Hollywood Rip Ride Rockit will be a high-speed rush of first-ever maneuvers, hit music and specially created take-home videos starring each rider. These experiences have never been brought together on a coaster before – and rely on extreme technologies being used in entirely new ways.
The ride vehicle is a high-performance hot rod that features a new restraint system designed to put riders closer to the experience than ever. They pick their own music using industrial-grade touchpads that operate with the sophistication of an iPod. Songs from five genres of music will be pumped through individual sound systems that rely on all-weather speakers typically reserved for high-performance sports boats. And the network of cameras that will create the guest videos are used on high-speed trains and engineered to work in the toughest conditions.
Here is how it all comes together:
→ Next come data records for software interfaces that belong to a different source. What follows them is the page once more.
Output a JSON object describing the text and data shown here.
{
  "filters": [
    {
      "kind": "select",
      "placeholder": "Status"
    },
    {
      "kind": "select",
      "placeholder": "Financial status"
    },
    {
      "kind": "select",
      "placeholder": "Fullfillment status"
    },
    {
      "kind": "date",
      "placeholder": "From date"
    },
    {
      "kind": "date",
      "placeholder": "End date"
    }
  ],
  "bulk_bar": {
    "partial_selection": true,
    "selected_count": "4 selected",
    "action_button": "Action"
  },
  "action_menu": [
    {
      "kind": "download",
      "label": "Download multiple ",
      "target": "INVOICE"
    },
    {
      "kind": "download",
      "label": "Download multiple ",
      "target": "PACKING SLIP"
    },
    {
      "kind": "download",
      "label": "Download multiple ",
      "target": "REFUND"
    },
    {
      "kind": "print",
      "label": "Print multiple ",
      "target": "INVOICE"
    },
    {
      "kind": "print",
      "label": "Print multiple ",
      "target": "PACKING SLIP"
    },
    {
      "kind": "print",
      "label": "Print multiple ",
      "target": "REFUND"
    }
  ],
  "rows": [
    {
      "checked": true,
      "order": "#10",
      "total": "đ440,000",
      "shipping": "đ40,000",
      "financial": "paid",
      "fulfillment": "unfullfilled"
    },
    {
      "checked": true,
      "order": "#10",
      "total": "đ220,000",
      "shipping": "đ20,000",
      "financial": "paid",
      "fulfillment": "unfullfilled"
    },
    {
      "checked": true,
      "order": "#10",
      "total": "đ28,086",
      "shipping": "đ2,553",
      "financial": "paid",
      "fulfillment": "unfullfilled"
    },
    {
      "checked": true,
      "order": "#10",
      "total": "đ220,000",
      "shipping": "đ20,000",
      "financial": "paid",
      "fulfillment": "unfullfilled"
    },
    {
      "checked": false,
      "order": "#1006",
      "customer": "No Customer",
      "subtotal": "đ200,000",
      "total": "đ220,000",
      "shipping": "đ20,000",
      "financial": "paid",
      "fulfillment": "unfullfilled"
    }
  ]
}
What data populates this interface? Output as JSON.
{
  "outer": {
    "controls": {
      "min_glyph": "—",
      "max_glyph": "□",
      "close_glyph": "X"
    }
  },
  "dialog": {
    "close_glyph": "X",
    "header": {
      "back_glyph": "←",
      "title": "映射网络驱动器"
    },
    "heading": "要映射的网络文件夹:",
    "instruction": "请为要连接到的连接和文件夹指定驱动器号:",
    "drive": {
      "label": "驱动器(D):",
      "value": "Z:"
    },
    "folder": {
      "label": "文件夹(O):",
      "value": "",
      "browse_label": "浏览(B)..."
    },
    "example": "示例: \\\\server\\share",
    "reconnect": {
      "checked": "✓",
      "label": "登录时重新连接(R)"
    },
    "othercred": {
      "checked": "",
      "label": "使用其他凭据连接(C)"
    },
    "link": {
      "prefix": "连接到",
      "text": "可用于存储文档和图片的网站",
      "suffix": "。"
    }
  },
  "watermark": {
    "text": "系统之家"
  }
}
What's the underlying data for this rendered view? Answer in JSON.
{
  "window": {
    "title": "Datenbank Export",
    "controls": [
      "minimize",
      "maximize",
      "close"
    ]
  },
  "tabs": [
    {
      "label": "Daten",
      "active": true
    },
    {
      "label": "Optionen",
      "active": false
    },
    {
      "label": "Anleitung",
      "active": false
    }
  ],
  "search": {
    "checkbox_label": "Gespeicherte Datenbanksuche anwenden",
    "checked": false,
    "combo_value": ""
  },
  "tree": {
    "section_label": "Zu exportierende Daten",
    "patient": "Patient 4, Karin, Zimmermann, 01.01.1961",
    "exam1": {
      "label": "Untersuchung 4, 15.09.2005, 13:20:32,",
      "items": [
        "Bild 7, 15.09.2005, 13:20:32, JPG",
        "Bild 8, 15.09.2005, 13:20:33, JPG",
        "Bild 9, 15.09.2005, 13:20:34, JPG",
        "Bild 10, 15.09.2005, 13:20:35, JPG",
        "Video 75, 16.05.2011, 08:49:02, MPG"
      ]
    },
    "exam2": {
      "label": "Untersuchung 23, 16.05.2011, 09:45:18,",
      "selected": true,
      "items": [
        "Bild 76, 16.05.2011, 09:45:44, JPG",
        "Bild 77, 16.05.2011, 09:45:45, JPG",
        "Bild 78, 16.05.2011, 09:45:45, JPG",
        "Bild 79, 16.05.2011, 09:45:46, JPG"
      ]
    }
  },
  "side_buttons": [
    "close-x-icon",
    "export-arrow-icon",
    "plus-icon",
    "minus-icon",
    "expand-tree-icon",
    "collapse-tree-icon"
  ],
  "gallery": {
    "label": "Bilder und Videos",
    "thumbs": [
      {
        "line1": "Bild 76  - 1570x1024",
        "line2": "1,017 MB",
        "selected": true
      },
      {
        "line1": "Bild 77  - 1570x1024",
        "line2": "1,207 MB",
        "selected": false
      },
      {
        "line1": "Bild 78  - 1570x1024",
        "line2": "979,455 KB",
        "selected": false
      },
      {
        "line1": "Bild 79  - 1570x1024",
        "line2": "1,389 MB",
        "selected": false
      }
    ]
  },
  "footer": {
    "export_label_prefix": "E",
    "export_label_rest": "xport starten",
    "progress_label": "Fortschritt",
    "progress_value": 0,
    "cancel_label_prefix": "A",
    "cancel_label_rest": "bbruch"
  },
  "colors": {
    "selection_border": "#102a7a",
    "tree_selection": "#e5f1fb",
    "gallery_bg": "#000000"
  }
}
Guests will slide into the bucket seat of the specially designed X-CAR. The X-CAR’s wheelbase is short enough to allow for tight, intricate maneuvers. The vehicle features stadium-style seating so everyone has an unobstructed view. And there is no over-head/pull-down restraint system. Instead, a revolutionary lap bar allows for unprecedented freedom of movement.
Guest Interface Panel
Hollywood Rip Ride Rockit is the country’s only coaster where guests can choose the soundtrack to their ride from songs representing five different genres of music. They will use a personal touchpad – or guest interface panel – mounted on the lap bar to make their selection. The panel is designed for ease of use and visibility. It is military-grade durable and waterproof. And it uses wireless servers to upload each rider’s music pick.
Each seat is outfitted with Polk Audio marine-grade stereo speakers that can push out 165 watts. Guests will rock to 90 decibels of music – and yet never hear the songs playing for other riders. This sound system – typically installed on wakeboard boats – gives riders an entirely new way to experience music.
Cameras and Video
There are 14 cameras that will capture the guest experience: six on-board each ride vehicle and eight along the track. They are designed to provide production-quality footage under intense conditions. Used on high-speed trains, the digital cameras will perform at ultra-high data capture rates for up to 14 hours a day – all at variable Gs and high-speeds.
A series of lasers will trigger timing devices and computers to ensure that the rider’s music and video are in sync. After the ride, each guest video is downloaded wirelessly from the ride vehicle to a viewing kiosk in 25 seconds. Guests will be able to purchase a specially edited take-home version of their experience and share it with their family and friends.
Hollywood Rip Ride Rockit is the only coaster in the world with daytime LED color-changing lights. Each ride vehicle has 36 different lights that will be programmed to change color and to either be steady, strobe, twinkle, race or pulse. That means the coaster will be an ever-changing light show for those on the ground.
Hollywood Rip Ride Rockit features the country’s only operating moving roller coaster load platform – meaning it uses a people-mover-style conveyer belt to get people to their vehicles so that riders and vehicles never come to a complete stop. This allows vehicles to leave the station every 23 seconds.
Power gets to each vehicle’s cameras and computers via on-board capacitors that get freshly charged each time the vehicle passes through the load station – similar to how an electric subway train is powered. And finally – the brains of the system is a network of self-checking computers called Programmable Logic Controllers which constantly check the entire system and synchronize wirelessly.
“This is where high-speed coaster meets outdoor mega-concert meets user-generated content – all shot on production-quality video,” said Mark Woodbury, president of Universal Creative. “No one has ever created such a sophisticated ride experience. And no one has ever used technology the way we have to pull it all together.”
• Check out the point-of-view video simulation in our previous post.